Domestic abuse and women’s aid. We can help.
Domestic abuse is when a partner or ex-partner makes you feel scared or frightened. You might be hurt physically, sexually or emotionally. It often gets worse over time. Although it can impact on anyone, it is most commonly experienced by women.
Women’s Aid provides information and support for women, children and young people with experience of domestic abuse. You can contact us by phone or email. We will support you, listen to you and believe you. We are independent from social work, housing and the police.
Any woman, child or young person can contact Women’s Aid. We support women from all over the world who live in Scotland. We will not tell your friends, family or community you have contacted us or what you have said.

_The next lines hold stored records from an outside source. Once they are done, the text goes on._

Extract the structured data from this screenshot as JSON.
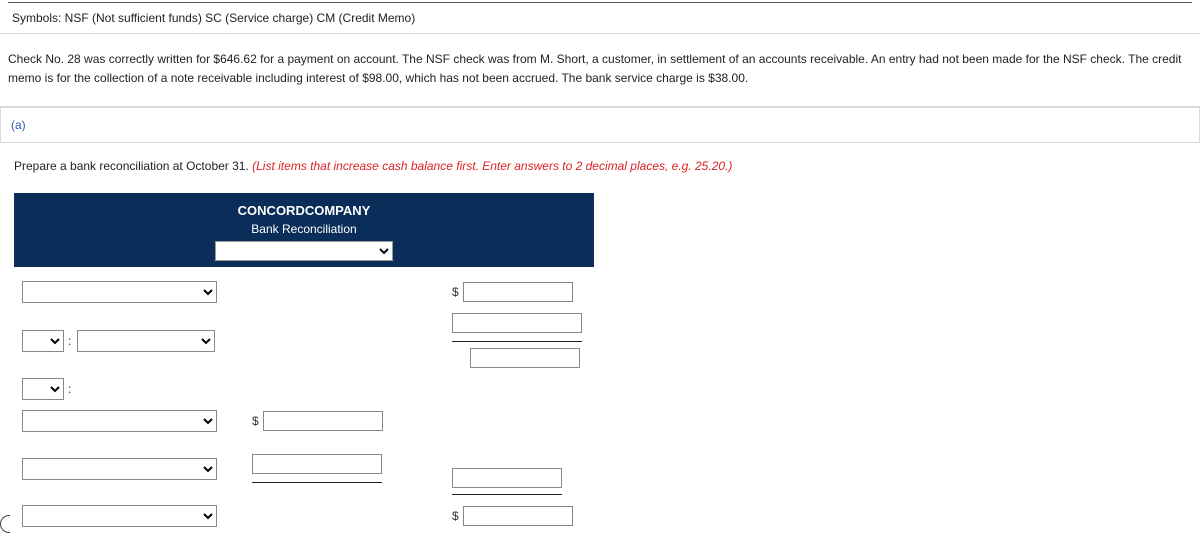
{
  "symbols_line": "Symbols: NSF (Not sufficient funds) SC (Service charge) CM (Credit Memo)",
  "problem_text": "Check No. 28 was correctly written for $646.62 for a payment on account. The NSF check was from M. Short, a customer, in settlement of an accounts receivable. An entry had not been made for the NSF check. The credit memo is for the collection of a note receivable including interest of $98.00, which has not been accrued. The bank service charge is $38.00.",
  "part_label": "(a)",
  "instruction_plain": "Prepare a bank reconciliation at October 31. ",
  "instruction_italic": "(List items that increase cash balance first. Enter answers to 2 decimal places, e.g. 25.20.)",
  "company_name": "CONCORDCOMPANY",
  "doc_title": "Bank Reconciliation",
  "colon": ":",
  "dollar": "$"
}
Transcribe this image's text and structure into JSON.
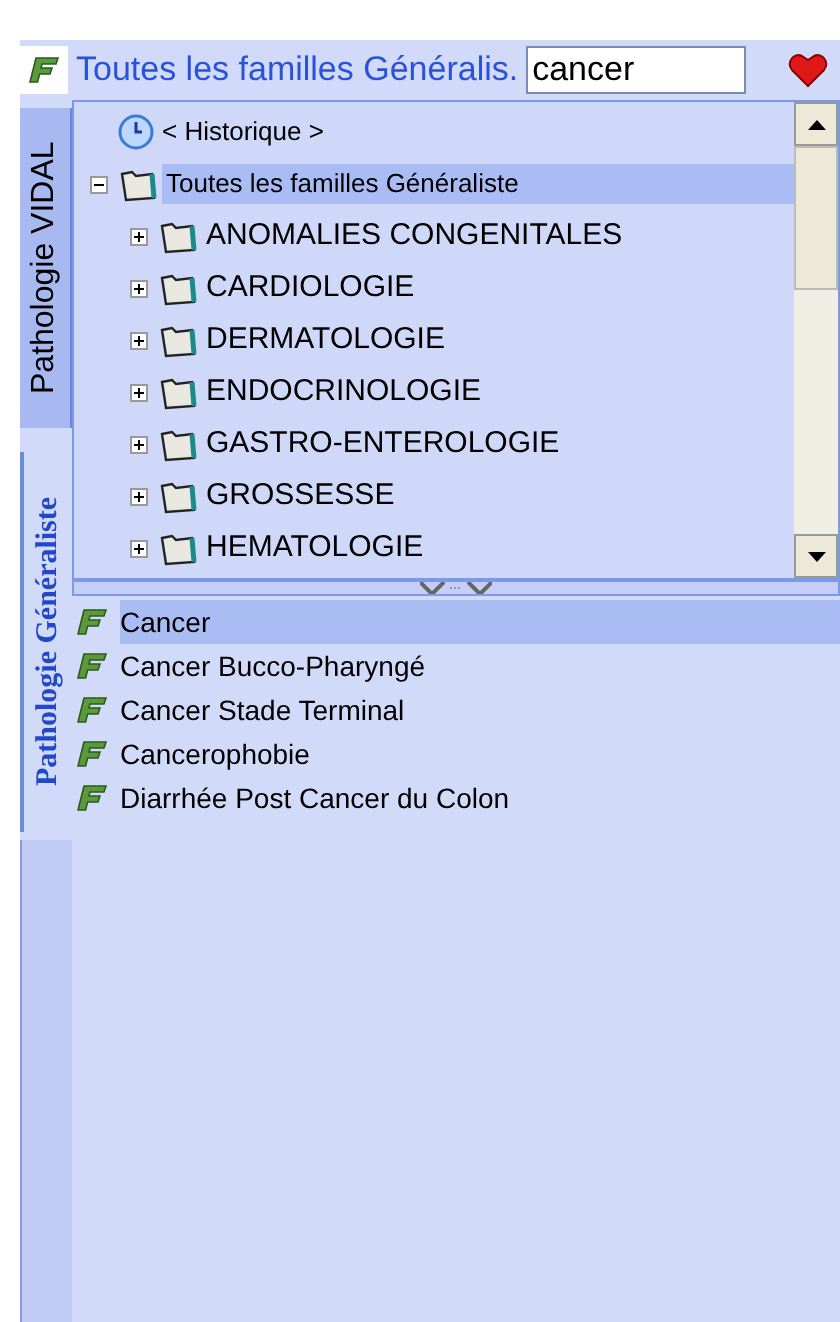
{
  "header": {
    "title": "Toutes les familles Généralis.",
    "search": {
      "value": "cancer"
    }
  },
  "side_tabs": [
    {
      "label": "Pathologie VIDAL",
      "selected": false
    },
    {
      "label": "Pathologie Généraliste",
      "selected": true
    }
  ],
  "tree": [
    {
      "label": "< Historique >",
      "kind": "history",
      "selected": false
    },
    {
      "label": "Toutes les familles Généraliste",
      "kind": "folder",
      "selected": true,
      "expanded": true,
      "children": [
        {
          "label": "ANOMALIES CONGENITALES",
          "kind": "folder",
          "selected": false,
          "expanded": false
        },
        {
          "label": "CARDIOLOGIE",
          "kind": "folder",
          "selected": false,
          "expanded": false
        },
        {
          "label": "DERMATOLOGIE",
          "kind": "folder",
          "selected": false,
          "expanded": false
        },
        {
          "label": "ENDOCRINOLOGIE",
          "kind": "folder",
          "selected": false,
          "expanded": false
        },
        {
          "label": "GASTRO-ENTEROLOGIE",
          "kind": "folder",
          "selected": false,
          "expanded": false
        },
        {
          "label": "GROSSESSE",
          "kind": "folder",
          "selected": false,
          "expanded": false
        },
        {
          "label": "HEMATOLOGIE",
          "kind": "folder",
          "selected": false,
          "expanded": false
        }
      ]
    }
  ],
  "results": [
    {
      "label": "Cancer",
      "selected": true
    },
    {
      "label": "Cancer Bucco-Pharyngé",
      "selected": false
    },
    {
      "label": "Cancer Stade Terminal",
      "selected": false
    },
    {
      "label": "Cancerophobie",
      "selected": false
    },
    {
      "label": "Diarrhée Post Cancer du Colon",
      "selected": false
    }
  ]
}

We will help you whether or not you want to stay with your partner and whether or not you want to stay in a refuge. If you are worried about your immigration status, we can help.

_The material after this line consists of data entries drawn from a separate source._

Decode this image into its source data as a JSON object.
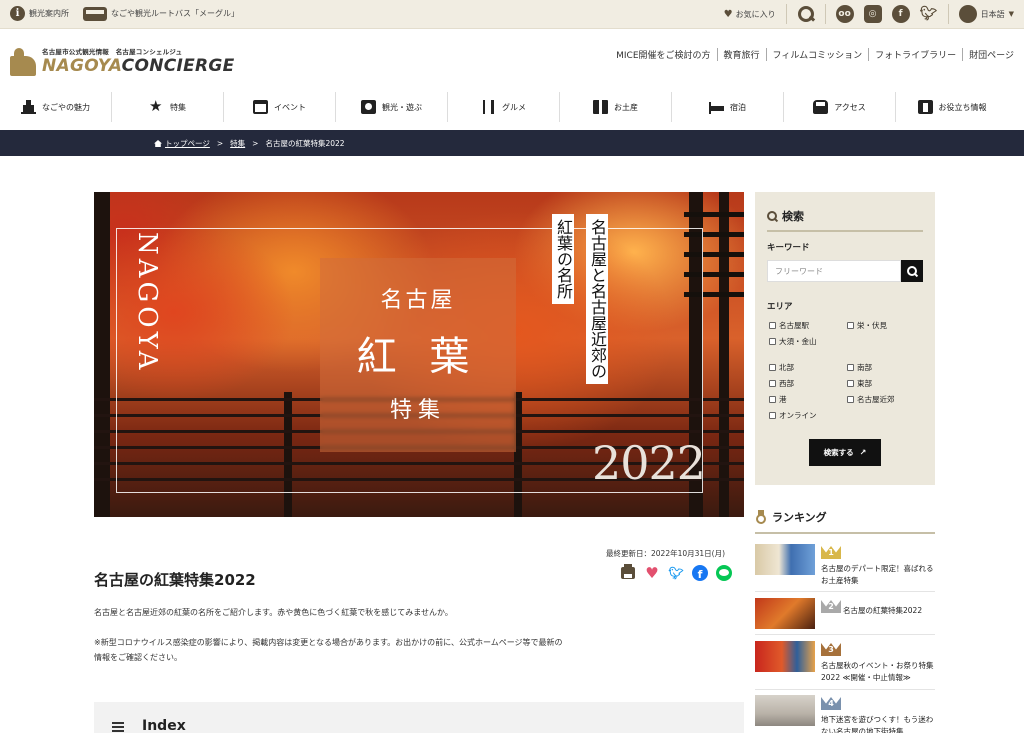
{
  "topbar": {
    "tourist_info": "観光案内所",
    "meguru_bus": "なごや観光ルートバス「メーグル」",
    "favorites": "お気に入り",
    "language": "日本語"
  },
  "header": {
    "logo_sub": "名古屋市公式観光情報　名古屋コンシェルジュ",
    "logo_main_1": "NAGOYA",
    "logo_main_2": "CONCIERGE",
    "links": [
      "MICE開催をご検討の方",
      "教育旅行",
      "フィルムコミッション",
      "フォトライブラリー",
      "財団ページ"
    ]
  },
  "nav": [
    {
      "label": "なごやの魅力",
      "icon": "castle-icon"
    },
    {
      "label": "特集",
      "icon": "star-icon"
    },
    {
      "label": "イベント",
      "icon": "calendar-icon"
    },
    {
      "label": "観光・遊ぶ",
      "icon": "camera-icon"
    },
    {
      "label": "グルメ",
      "icon": "fork-knife-icon"
    },
    {
      "label": "お土産",
      "icon": "gift-icon"
    },
    {
      "label": "宿泊",
      "icon": "bed-icon"
    },
    {
      "label": "アクセス",
      "icon": "train-icon"
    },
    {
      "label": "お役立ち情報",
      "icon": "info-book-icon"
    }
  ],
  "breadcrumb": [
    "トップページ",
    "特集",
    "名古屋の紅葉特集2022"
  ],
  "hero": {
    "nagoya": "NAGOYA",
    "box_line1": "名古屋",
    "box_line2": "紅 葉",
    "box_line3": "特集",
    "vertical_1": "名古屋と名古屋近郊の",
    "vertical_2": "紅葉の名所",
    "year": "2022"
  },
  "article": {
    "updated": "最終更新日：2022年10月31日(月)",
    "title": "名古屋の紅葉特集2022",
    "intro": "名古屋と名古屋近郊の紅葉の名所をご紹介します。赤や黄色に色づく紅葉で秋を感じてみませんか。",
    "notice_1": "※新型コロナウイルス感染症の影響により、掲載内容は変更となる場合があります。お出かけの前に、公式ホームページ等で最新の",
    "notice_2": "情報をご確認ください。",
    "index_title": "Index"
  },
  "search": {
    "heading": "検索",
    "keyword_label": "キーワード",
    "keyword_placeholder": "フリーワード",
    "area_label": "エリア",
    "areas": [
      "名古屋駅",
      "栄・伏見",
      "大須・金山",
      "北部",
      "南部",
      "西部",
      "東部",
      "港",
      "名古屋近郊",
      "オンライン"
    ],
    "submit": "検索する"
  },
  "ranking": {
    "heading": "ランキング",
    "items": [
      {
        "rank": "1",
        "text": "名古屋のデパート限定！喜ばれるお土産特集",
        "crown_color": "#d8b74a"
      },
      {
        "rank": "2",
        "text": "名古屋の紅葉特集2022",
        "crown_color": "#a9a9a9"
      },
      {
        "rank": "3",
        "text": "名古屋秋のイベント・お祭り特集2022 ≪開催・中止情報≫",
        "crown_color": "#a6713b"
      },
      {
        "rank": "4",
        "text": "地下迷宮を遊びつくす！もう迷わない名古屋の地下街特集",
        "crown_color": "#7a91ad"
      }
    ]
  },
  "colors": {
    "brand_gold": "#a68a4f",
    "breadcrumb_bg": "#24293c",
    "topbar_bg": "#f1ede2",
    "sidebar_bg": "#ece8dc"
  }
}
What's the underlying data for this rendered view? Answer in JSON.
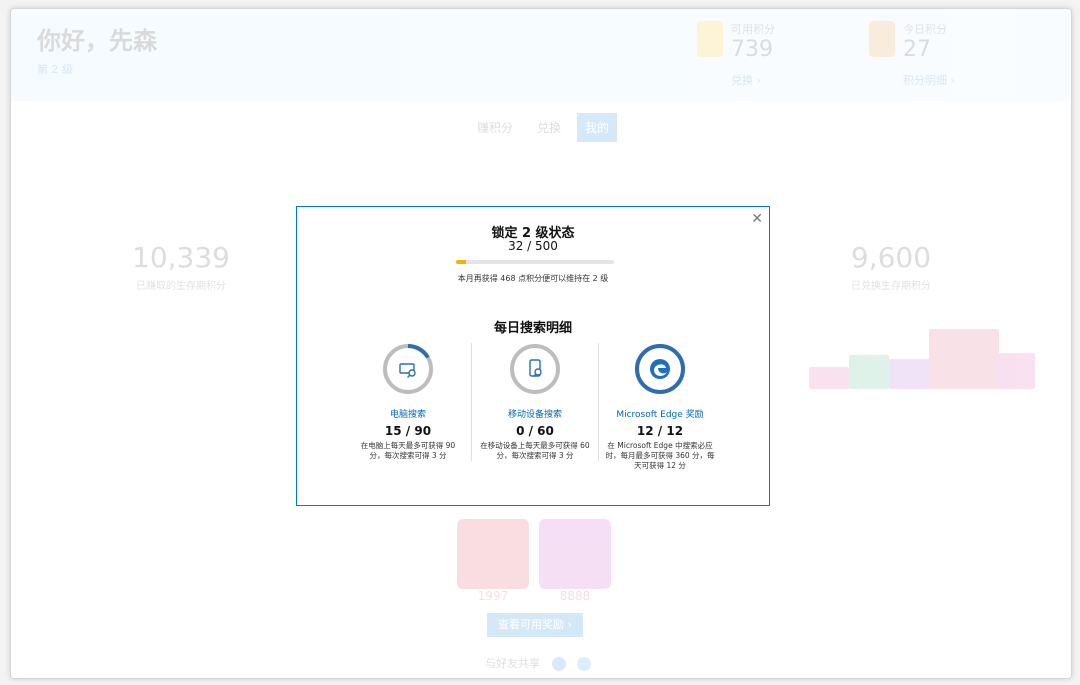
{
  "page": {
    "greeting": "你好，先森",
    "level": "第 2 级",
    "stats": [
      {
        "label": "可用积分",
        "value": "739",
        "link": "兑换 ›"
      },
      {
        "label": "今日积分",
        "value": "27",
        "link": "积分明细 ›"
      }
    ],
    "tabs": [
      "赚积分",
      "兑换",
      "我的"
    ],
    "left_big": {
      "value": "10,339",
      "label": "已赚取的生存期积分"
    },
    "right_big": {
      "value": "9,600",
      "label": "已兑换生存期积分"
    },
    "cards": [
      "1997",
      "8888"
    ],
    "cta": "查看可用奖励 ›",
    "share": "与好友共享"
  },
  "modal": {
    "title": "锁定 2 级状态",
    "progress_text": "32 / 500",
    "progress_fraction": 0.064,
    "note": "本月再获得 468 点积分便可以维持在 2 级",
    "details_title": "每日搜索明细",
    "items": [
      {
        "label": "电脑搜索",
        "value": "15 / 90",
        "note": "在电脑上每天最多可获得 90 分，每次搜索可得 3 分",
        "fraction": 0.1667,
        "icon": "pc-search-icon"
      },
      {
        "label": "移动设备搜索",
        "value": "0 / 60",
        "note": "在移动设备上每天最多可获得 60 分，每次搜索可得 3 分",
        "fraction": 0,
        "icon": "mobile-search-icon"
      },
      {
        "label": "Microsoft Edge 奖励",
        "value": "12 / 12",
        "note": "在 Microsoft Edge 中搜索必应时，每月最多可获得 360 分，每天可获得 12 分",
        "fraction": 1,
        "icon": "edge-logo-icon"
      }
    ]
  },
  "colors": {
    "accent": "#0078d4",
    "progress": "#f2b300",
    "ring_bg": "#bdbdbd",
    "ring_fg": "#2f6db3"
  }
}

If you don’t feel safe in a relationship, or the behaviour of an ex-partner is frightening you, here are some things that you might want to think about.
- If you want to speak to Women’s Aid or find out more, try to use phones or computers in a public place, like your local library. Home computers will store your web history, even if you have cleared it.

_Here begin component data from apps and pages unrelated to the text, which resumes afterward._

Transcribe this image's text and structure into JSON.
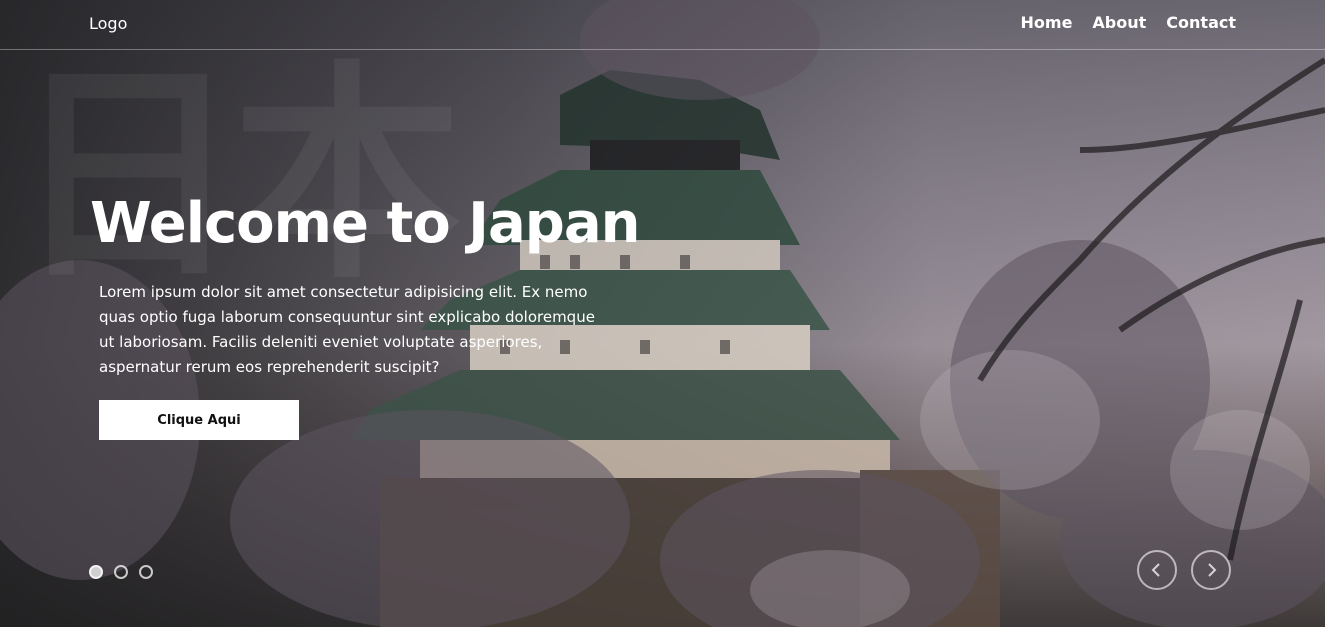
{
  "header": {
    "logo": "Logo",
    "nav": [
      "Home",
      "About",
      "Contact"
    ]
  },
  "hero": {
    "watermark": "日本",
    "title": "Welcome to Japan",
    "description": "Lorem ipsum dolor sit amet consectetur adipisicing elit. Ex nemo quas optio fuga laborum consequuntur sint explicabo doloremque ut laboriosam. Facilis deleniti eveniet voluptate asperiores, aspernatur rerum eos reprehenderit suscipit?",
    "button_label": "Clique Aqui"
  },
  "slider": {
    "dot_count": 3,
    "active_index": 0,
    "prev_icon": "chevron-left-icon",
    "next_icon": "chevron-right-icon"
  },
  "colors": {
    "button_bg": "#ffffff",
    "button_text": "#111111",
    "text": "#ffffff"
  }
}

- If it’s possible and safe, think about letting a colleague, friend or family member you trust know what’s happening; they can check in with you to make sure you’re safe. Think about how they will do this, using a safe phone number or message.
- If you can, think about how you would let people know that you need help quickly, like an emergency word, hand movement or another kind of message.
- If you are able to, try to memorise the numbers of services or friends who can help. Don’t hesitate to call the police on 999 if you need help.
- If you’ve been hurt or injured, seek medical attention. Doctors and other health professionals may be able to help you. If you’re not registered with a GP, go to a hospital. They have a duty of care to see you, no matter what your immigration or financial status is.
- If you can, think of somewhere safe to keep a small amount of money for a taxi fare or a phone call.
- If you have children, teach them how to dial 999 in an emergency.
- If you have access to your birth certificate, national insurance number, passport/nationality ID cards, immigration documents, housing documents and bank account information for yourself and your children, try and take these with you or get copies before leaving if it is safe to do so.
- If you’re thinking of leaving, having these important documents in a safe place or with a trusted friend can be helpful.
- Contact your local women’s aid group/s
Nearest SWA Group
Find your nearest Women's Aid group